Aim of the task: How many lines in the records below contain the word "JSON"? Answer with the number and nothing else.

The data:

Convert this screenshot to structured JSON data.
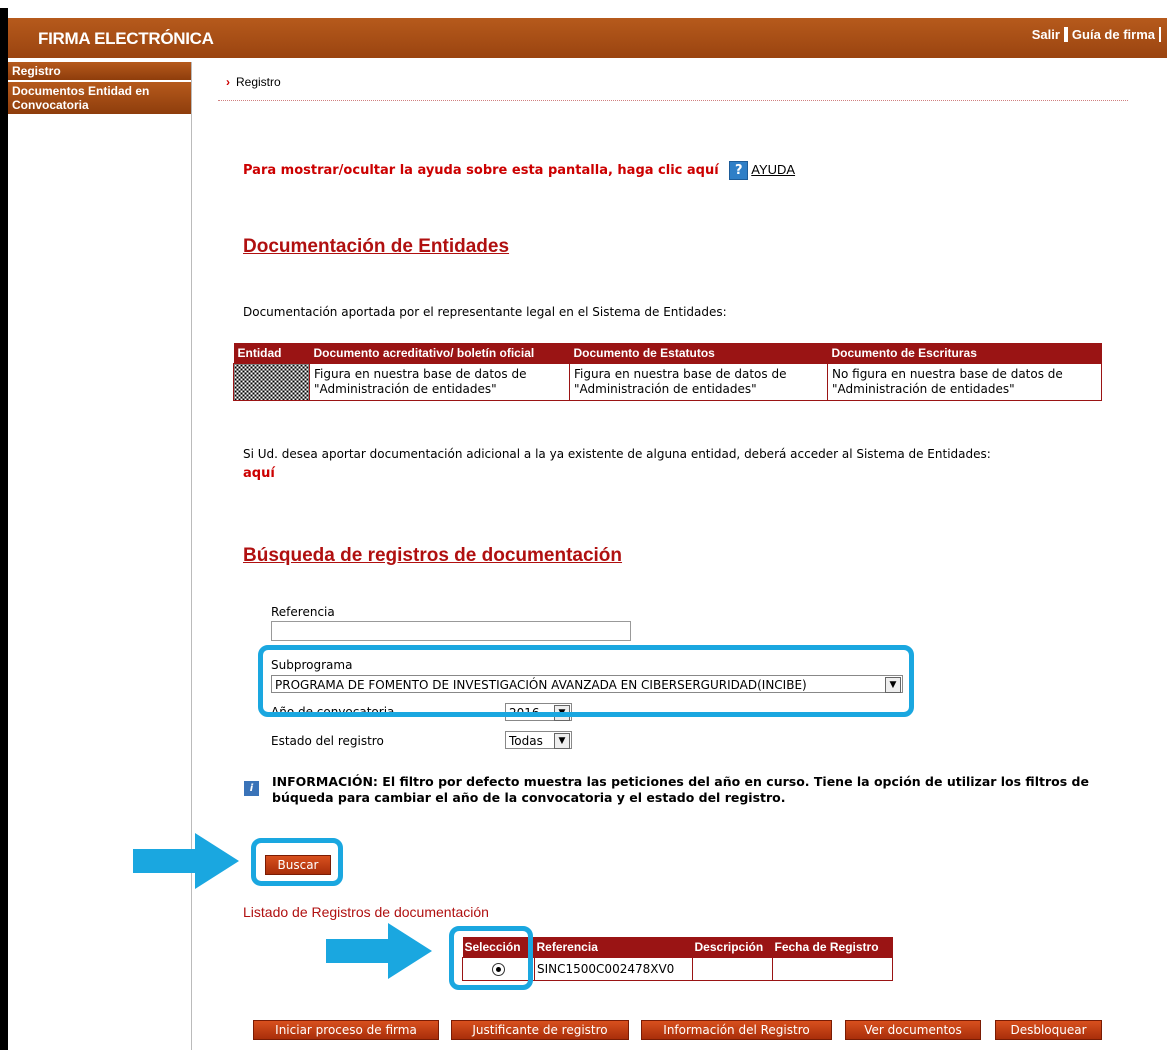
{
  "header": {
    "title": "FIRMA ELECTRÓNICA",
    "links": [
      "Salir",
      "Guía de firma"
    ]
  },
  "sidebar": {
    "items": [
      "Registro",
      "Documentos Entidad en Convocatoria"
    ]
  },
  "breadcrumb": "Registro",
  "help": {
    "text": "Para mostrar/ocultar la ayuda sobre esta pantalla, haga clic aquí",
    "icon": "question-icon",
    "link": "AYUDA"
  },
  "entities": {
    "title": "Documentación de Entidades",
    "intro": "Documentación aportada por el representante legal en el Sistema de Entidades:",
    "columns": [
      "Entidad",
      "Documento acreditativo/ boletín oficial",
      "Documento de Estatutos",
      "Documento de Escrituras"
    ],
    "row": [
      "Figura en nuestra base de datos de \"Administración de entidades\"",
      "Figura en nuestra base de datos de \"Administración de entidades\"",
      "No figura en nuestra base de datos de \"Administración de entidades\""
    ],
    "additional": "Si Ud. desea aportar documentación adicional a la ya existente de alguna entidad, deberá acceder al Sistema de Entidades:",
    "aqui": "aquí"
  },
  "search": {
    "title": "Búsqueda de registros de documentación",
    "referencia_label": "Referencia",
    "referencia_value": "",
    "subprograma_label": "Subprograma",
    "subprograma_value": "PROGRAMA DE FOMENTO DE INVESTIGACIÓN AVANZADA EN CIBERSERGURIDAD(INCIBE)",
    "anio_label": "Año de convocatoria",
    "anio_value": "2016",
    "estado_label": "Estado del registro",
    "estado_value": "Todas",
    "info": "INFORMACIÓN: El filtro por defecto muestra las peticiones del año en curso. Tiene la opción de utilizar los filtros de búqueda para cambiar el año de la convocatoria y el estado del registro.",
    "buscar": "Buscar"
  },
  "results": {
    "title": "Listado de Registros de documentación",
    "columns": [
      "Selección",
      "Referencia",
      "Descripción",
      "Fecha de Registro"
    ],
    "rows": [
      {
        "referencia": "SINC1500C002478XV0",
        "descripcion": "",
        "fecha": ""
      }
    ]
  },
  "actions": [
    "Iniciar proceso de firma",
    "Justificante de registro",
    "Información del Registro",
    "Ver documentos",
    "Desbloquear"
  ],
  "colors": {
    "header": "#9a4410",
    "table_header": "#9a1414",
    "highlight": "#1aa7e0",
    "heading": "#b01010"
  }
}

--

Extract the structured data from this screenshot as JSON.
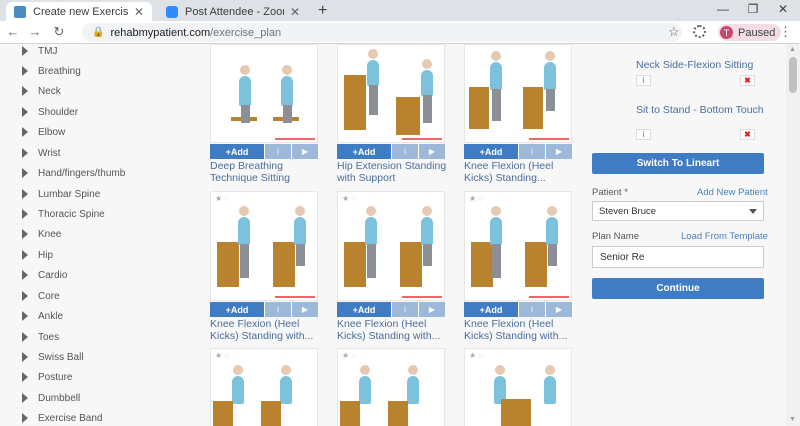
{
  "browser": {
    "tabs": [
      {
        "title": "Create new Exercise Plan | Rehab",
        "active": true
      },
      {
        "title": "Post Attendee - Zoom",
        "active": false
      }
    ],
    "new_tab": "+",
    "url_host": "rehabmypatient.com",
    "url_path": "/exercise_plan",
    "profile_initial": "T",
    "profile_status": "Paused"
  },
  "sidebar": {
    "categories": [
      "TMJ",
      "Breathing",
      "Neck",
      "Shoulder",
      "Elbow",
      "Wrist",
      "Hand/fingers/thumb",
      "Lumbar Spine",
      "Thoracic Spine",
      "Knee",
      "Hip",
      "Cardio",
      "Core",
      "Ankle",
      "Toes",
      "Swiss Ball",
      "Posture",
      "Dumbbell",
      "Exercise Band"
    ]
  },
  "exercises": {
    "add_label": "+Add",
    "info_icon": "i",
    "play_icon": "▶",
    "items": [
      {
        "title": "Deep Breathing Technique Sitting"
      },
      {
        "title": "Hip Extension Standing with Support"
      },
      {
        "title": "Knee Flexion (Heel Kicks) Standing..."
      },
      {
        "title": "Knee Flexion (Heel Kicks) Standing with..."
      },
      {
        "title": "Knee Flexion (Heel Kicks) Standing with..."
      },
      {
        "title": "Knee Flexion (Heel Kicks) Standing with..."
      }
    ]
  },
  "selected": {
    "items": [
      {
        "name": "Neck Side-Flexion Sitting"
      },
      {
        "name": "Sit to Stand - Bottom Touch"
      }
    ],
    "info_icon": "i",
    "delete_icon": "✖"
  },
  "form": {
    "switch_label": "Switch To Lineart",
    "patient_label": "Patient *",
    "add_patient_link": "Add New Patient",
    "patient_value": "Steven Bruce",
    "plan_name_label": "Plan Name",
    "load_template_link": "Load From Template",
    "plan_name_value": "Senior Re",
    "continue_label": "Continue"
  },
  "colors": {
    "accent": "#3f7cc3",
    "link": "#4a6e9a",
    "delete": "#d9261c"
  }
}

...

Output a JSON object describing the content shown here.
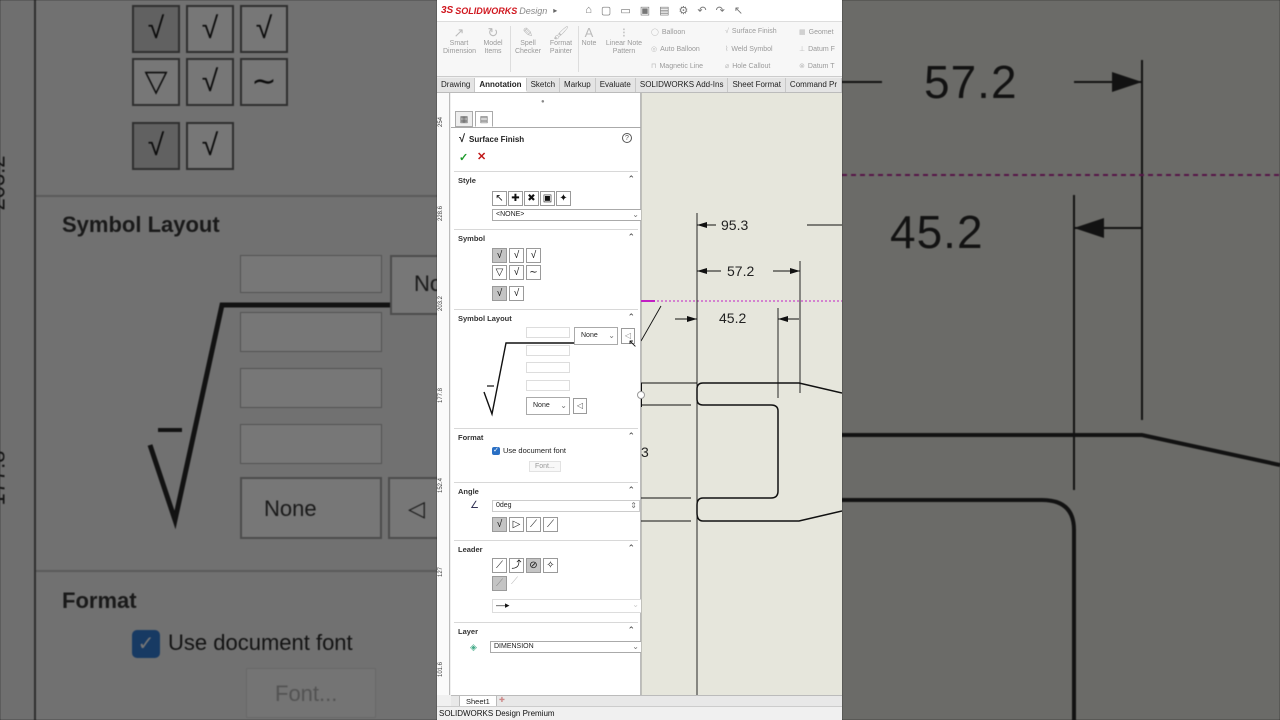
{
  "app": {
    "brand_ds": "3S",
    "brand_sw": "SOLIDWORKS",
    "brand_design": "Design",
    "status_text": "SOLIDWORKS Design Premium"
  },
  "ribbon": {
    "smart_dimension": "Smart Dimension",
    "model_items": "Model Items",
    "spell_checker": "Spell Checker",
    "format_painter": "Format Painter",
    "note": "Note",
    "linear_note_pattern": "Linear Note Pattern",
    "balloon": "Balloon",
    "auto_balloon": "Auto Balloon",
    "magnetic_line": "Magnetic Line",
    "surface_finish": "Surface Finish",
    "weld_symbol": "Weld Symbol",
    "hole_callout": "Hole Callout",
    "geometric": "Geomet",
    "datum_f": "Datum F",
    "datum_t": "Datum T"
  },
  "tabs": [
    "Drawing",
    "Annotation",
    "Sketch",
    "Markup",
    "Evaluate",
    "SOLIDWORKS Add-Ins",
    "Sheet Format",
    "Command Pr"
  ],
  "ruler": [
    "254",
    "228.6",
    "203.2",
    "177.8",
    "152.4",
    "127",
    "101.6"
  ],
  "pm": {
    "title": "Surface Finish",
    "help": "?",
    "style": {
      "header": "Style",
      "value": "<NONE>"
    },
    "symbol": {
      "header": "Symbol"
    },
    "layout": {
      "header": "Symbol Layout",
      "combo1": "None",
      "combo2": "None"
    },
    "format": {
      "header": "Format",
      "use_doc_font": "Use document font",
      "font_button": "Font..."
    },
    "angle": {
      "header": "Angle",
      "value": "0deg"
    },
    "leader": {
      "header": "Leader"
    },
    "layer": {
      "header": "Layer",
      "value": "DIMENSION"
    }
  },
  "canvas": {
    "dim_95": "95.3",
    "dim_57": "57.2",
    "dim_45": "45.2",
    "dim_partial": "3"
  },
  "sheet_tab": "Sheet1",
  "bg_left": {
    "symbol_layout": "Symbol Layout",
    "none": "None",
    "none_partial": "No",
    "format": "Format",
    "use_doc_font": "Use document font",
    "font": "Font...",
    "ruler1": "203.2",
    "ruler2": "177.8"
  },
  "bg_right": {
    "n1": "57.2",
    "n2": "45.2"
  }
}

Task answer: 3